The judge can order a different amount of child support from the amount on the Child Support Guidelines Worksheet. The different amount is called a “deviation” from the Guidelines.
When can the judge order a different amount?
The judge can order a deviation from the amount on the Child Support Guidelines Worksheet in any of these situations:
- The parents agree to a different amount and the judge approves their agreement. The judge will only approve agreements that are reasonable and fair.
- Your child has costly ongoing special needs or abilities that cost a lot.
- Your child has costly extraordinary mental, physical, or developmental needs that are ongoing.
- You or the other parent has costly extraordinary mental, physical, or developmental needs that are ongoing.
- You or the other parent has extraordinary expenses for health care coverage.
- You or the other parent has extraordinary travel or other expenses connected to parenting.
- You or the other parent is paying too much for child care compared to your income.
- You or the other parent spends a lot less than 1/3 of your parenting time with your children.
- The payor is in jail and does not have enough money or assets to pay support.
- Paying the Worksheet amount leaves you without enough money to support yourself. This can happen if you have a very low income.
- Applying the Guidelines results in:
- a huge difference between the 2 parents' standards of living, and
- one household is left with too little of their “combined available income”.
- Applying the Guidelines makes it hard for you and your child to be reunited if the Department of Children and Families (DCF) removed your child temporarily.
- Without deviating from the Guidelines, applying them results in an order that is unfair, inappropriate, or not in the child’s best interest.
Peter is Sam's son. He is 11 and he lives with Sam. Sam works at night to make enough money to support himself and Peter. Sam never asked for child support.
Somebody called DCF and reported that Sam leaves Peter all alone until late at night. DCF has to look into the report. While they are looking into it, they take Peter away and put him in foster care.
The Worksheet amount for child support is the minimum order, $12. Sam asks the court to deviate from the $12 and order $100 even though Peter is not living at home right now. With this deviation from the Worksheet amount, Sam may not have to work such long hours, or he could pay a sitter, so Peter can move back home.
When should the judge deviate from the Guidelines?
If Line 7e on the Child Support Guidelines Worksheet is 40% or more, the judge is supposed to:
- Assume that the Payor has a substantial hardship, and
- Order less than the amount the Guidelines say.
But, if the Recipient has any of the challenges like the ones listed above, they should tell the judge. These are reasons the judge should not order less than the amount the Guidelines say.
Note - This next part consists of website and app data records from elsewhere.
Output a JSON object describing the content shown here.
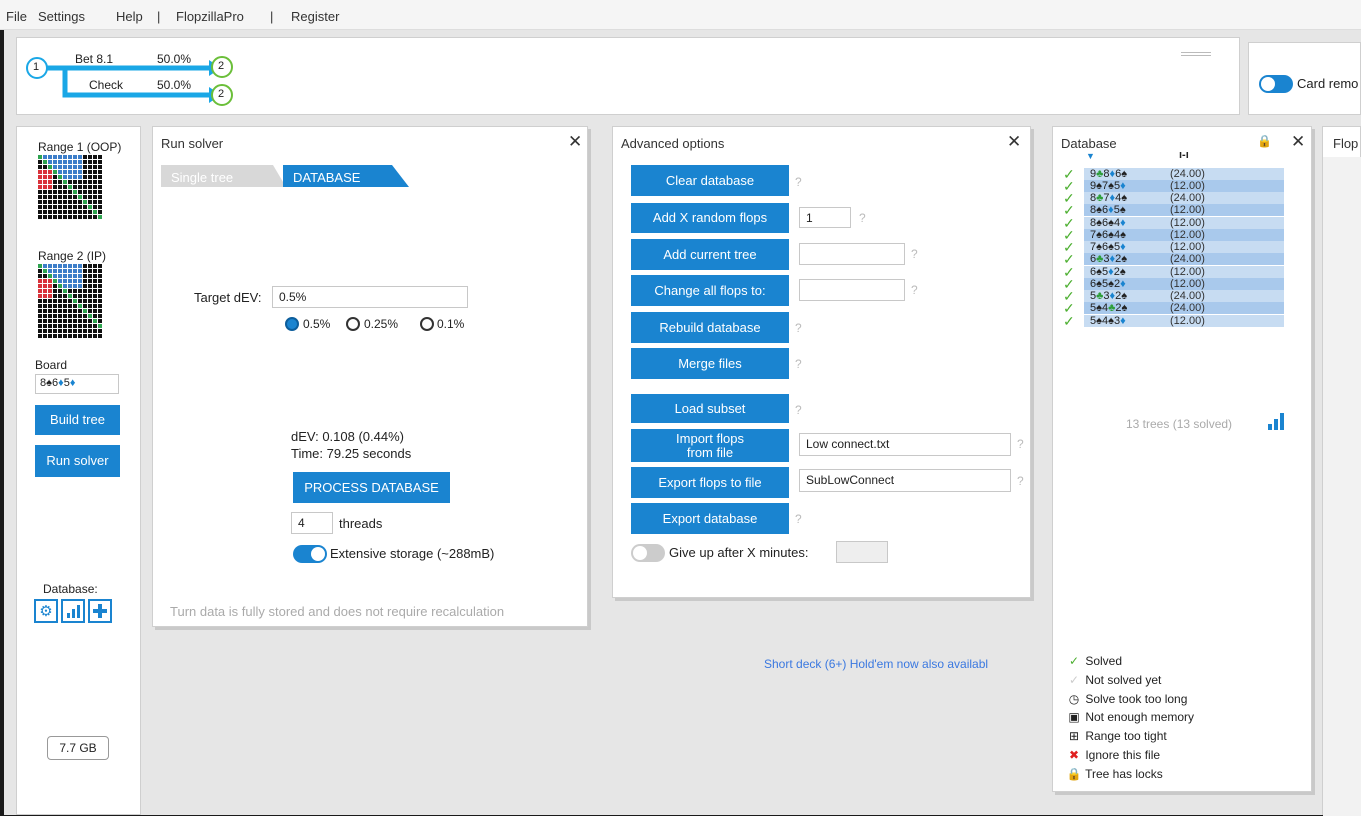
{
  "menu": {
    "items": [
      "File",
      "Settings",
      "Help",
      "|",
      "FlopzillaPro",
      "|",
      "Register"
    ]
  },
  "tree": {
    "root_node": "1",
    "branches": [
      {
        "label": "Bet 8.1",
        "pct": "50.0%",
        "node": "2"
      },
      {
        "label": "Check",
        "pct": "50.0%",
        "node": "2"
      }
    ]
  },
  "card_removal": {
    "label": "Card remo"
  },
  "left": {
    "range1": "Range 1 (OOP)",
    "range2": "Range 2 (IP)",
    "board_label": "Board",
    "board_value": "8♠6♦5♦",
    "build_tree": "Build tree",
    "run_solver": "Run solver",
    "database_label": "Database:",
    "memory": "7.7 GB"
  },
  "run_solver": {
    "title": "Run solver",
    "tab_single": "Single tree",
    "tab_database": "DATABASE",
    "target_label": "Target dEV:",
    "target_value": "0.5%",
    "radio_options": [
      "0.5%",
      "0.25%",
      "0.1%"
    ],
    "radio_selected": "0.5%",
    "dev": "dEV: 0.108 (0.44%)",
    "time": "Time: 79.25 seconds",
    "process_button": "PROCESS DATABASE",
    "threads_value": "4",
    "threads_label": "threads",
    "extensive_storage": "Extensive storage (~288mB)",
    "footer_note": "Turn data is fully stored and does not require recalculation"
  },
  "advanced": {
    "title": "Advanced options",
    "clear_db": "Clear database",
    "add_random": "Add X random flops",
    "add_random_value": "1",
    "add_current": "Add current tree",
    "change_flops": "Change all flops to:",
    "rebuild": "Rebuild database",
    "merge": "Merge files",
    "load_subset": "Load subset",
    "import_flops_line1": "Import flops",
    "import_flops_line2": "from file",
    "import_value": "Low connect.txt",
    "export_flops": "Export flops to file",
    "export_value": "SubLowConnect",
    "export_db": "Export database",
    "give_up": "Give up after X minutes:",
    "help_mark": "?"
  },
  "short_deck_notice": "Short deck (6+) Hold'em now also availabl",
  "database": {
    "title": "Database",
    "rows": [
      {
        "cards": [
          {
            "r": "9",
            "s": "♣"
          },
          {
            "r": "8",
            "s": "♦"
          },
          {
            "r": "6",
            "s": "♠"
          }
        ],
        "value": "(24.00)"
      },
      {
        "cards": [
          {
            "r": "9",
            "s": "♠"
          },
          {
            "r": "7",
            "s": "♠"
          },
          {
            "r": "5",
            "s": "♦"
          }
        ],
        "value": "(12.00)"
      },
      {
        "cards": [
          {
            "r": "8",
            "s": "♣"
          },
          {
            "r": "7",
            "s": "♦"
          },
          {
            "r": "4",
            "s": "♠"
          }
        ],
        "value": "(24.00)"
      },
      {
        "cards": [
          {
            "r": "8",
            "s": "♠"
          },
          {
            "r": "6",
            "s": "♦"
          },
          {
            "r": "5",
            "s": "♠"
          }
        ],
        "value": "(12.00)"
      },
      {
        "cards": [
          {
            "r": "8",
            "s": "♠"
          },
          {
            "r": "6",
            "s": "♠"
          },
          {
            "r": "4",
            "s": "♦"
          }
        ],
        "value": "(12.00)"
      },
      {
        "cards": [
          {
            "r": "7",
            "s": "♠"
          },
          {
            "r": "6",
            "s": "♠"
          },
          {
            "r": "4",
            "s": "♠"
          }
        ],
        "value": "(12.00)"
      },
      {
        "cards": [
          {
            "r": "7",
            "s": "♠"
          },
          {
            "r": "6",
            "s": "♠"
          },
          {
            "r": "5",
            "s": "♦"
          }
        ],
        "value": "(12.00)"
      },
      {
        "cards": [
          {
            "r": "6",
            "s": "♣"
          },
          {
            "r": "3",
            "s": "♦"
          },
          {
            "r": "2",
            "s": "♠"
          }
        ],
        "value": "(24.00)"
      },
      {
        "cards": [
          {
            "r": "6",
            "s": "♠"
          },
          {
            "r": "5",
            "s": "♦"
          },
          {
            "r": "2",
            "s": "♠"
          }
        ],
        "value": "(12.00)"
      },
      {
        "cards": [
          {
            "r": "6",
            "s": "♠"
          },
          {
            "r": "5",
            "s": "♠"
          },
          {
            "r": "2",
            "s": "♦"
          }
        ],
        "value": "(12.00)"
      },
      {
        "cards": [
          {
            "r": "5",
            "s": "♣"
          },
          {
            "r": "3",
            "s": "♦"
          },
          {
            "r": "2",
            "s": "♠"
          }
        ],
        "value": "(24.00)"
      },
      {
        "cards": [
          {
            "r": "5",
            "s": "♠"
          },
          {
            "r": "4",
            "s": "♣"
          },
          {
            "r": "2",
            "s": "♠"
          }
        ],
        "value": "(24.00)"
      },
      {
        "cards": [
          {
            "r": "5",
            "s": "♠"
          },
          {
            "r": "4",
            "s": "♠"
          },
          {
            "r": "3",
            "s": "♦"
          }
        ],
        "value": "(12.00)"
      }
    ],
    "summary": "13 trees (13 solved)",
    "legend": [
      {
        "icon": "check-icon",
        "glyph": "✓",
        "label": "Solved"
      },
      {
        "icon": "check-grey-icon",
        "glyph": "✓",
        "label": "Not solved yet"
      },
      {
        "icon": "clock-icon",
        "glyph": "◷",
        "label": "Solve took too long"
      },
      {
        "icon": "memory-icon",
        "glyph": "▣",
        "label": "Not enough memory"
      },
      {
        "icon": "grid-icon",
        "glyph": "⊞",
        "label": "Range too tight"
      },
      {
        "icon": "x-icon",
        "glyph": "✖",
        "label": "Ignore this file"
      },
      {
        "icon": "lock-icon",
        "glyph": "🔒",
        "label": "Tree has locks"
      }
    ]
  },
  "flop_panel": {
    "title": "Flop"
  },
  "colors": {
    "accent": "#1a84d0",
    "tree_line": "#1aa7e6",
    "node_ring": "#6bbf3a",
    "check": "#4caf30",
    "row_a": "#c7dcf2",
    "row_b": "#a9c9ec",
    "suit_club": "#2e9e3a",
    "suit_diamond": "#1a84d0",
    "suit_spade": "#222222"
  }
}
And the judge may even order more child support because of these reasons.
Line 7e is the percentage of the payor’s available income that would go to pay the amount of child support the Guideline Worksheet calculates.
What must the judge do if they deviate from the Guidelines?
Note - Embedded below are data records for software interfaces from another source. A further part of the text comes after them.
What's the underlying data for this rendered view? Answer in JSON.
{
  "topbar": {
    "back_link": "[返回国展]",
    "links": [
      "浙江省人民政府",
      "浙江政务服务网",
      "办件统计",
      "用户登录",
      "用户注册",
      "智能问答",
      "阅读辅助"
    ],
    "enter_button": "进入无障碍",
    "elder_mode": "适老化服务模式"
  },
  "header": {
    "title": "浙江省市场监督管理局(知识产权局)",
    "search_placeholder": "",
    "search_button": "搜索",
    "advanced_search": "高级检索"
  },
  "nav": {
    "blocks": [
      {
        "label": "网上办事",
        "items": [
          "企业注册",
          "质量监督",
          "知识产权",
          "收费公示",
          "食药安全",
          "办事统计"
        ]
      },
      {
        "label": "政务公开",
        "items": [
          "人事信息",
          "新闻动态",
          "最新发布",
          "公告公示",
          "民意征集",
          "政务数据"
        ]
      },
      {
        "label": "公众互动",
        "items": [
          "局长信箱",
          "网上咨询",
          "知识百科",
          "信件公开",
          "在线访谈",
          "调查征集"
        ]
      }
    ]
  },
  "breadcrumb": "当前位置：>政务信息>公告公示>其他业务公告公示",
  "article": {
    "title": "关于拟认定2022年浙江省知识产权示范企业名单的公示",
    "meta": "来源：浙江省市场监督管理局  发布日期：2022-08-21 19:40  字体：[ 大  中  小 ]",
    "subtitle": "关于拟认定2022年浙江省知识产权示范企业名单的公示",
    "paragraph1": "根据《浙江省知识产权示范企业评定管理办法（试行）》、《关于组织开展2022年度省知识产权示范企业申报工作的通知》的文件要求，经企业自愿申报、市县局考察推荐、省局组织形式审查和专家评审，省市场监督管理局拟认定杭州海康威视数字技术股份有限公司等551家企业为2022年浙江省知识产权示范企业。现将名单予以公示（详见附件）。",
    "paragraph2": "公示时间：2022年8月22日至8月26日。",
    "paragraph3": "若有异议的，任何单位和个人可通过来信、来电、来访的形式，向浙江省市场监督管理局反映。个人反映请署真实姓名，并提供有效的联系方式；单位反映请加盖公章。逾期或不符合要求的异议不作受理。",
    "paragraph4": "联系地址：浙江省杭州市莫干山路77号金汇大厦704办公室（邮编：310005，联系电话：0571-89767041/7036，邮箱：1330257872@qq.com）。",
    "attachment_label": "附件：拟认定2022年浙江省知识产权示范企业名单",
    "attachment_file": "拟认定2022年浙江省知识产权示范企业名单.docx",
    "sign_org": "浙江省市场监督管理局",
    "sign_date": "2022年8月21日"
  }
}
If the judge deviates from the guidelines, they must write down::
- The amount of child support the Guidelines calculate.
- That the amount of child support the Guidelines calculate is not a fair or reasonable amount under the circumstances.
- The circumstances that justify why they decided on a different amount from the Guidelines amount. And
- that changing the amount from the guidelines amount is in your child’s best interest.
The information they write is called “findings.” Their findings go into the court file. You can get a copy from the court.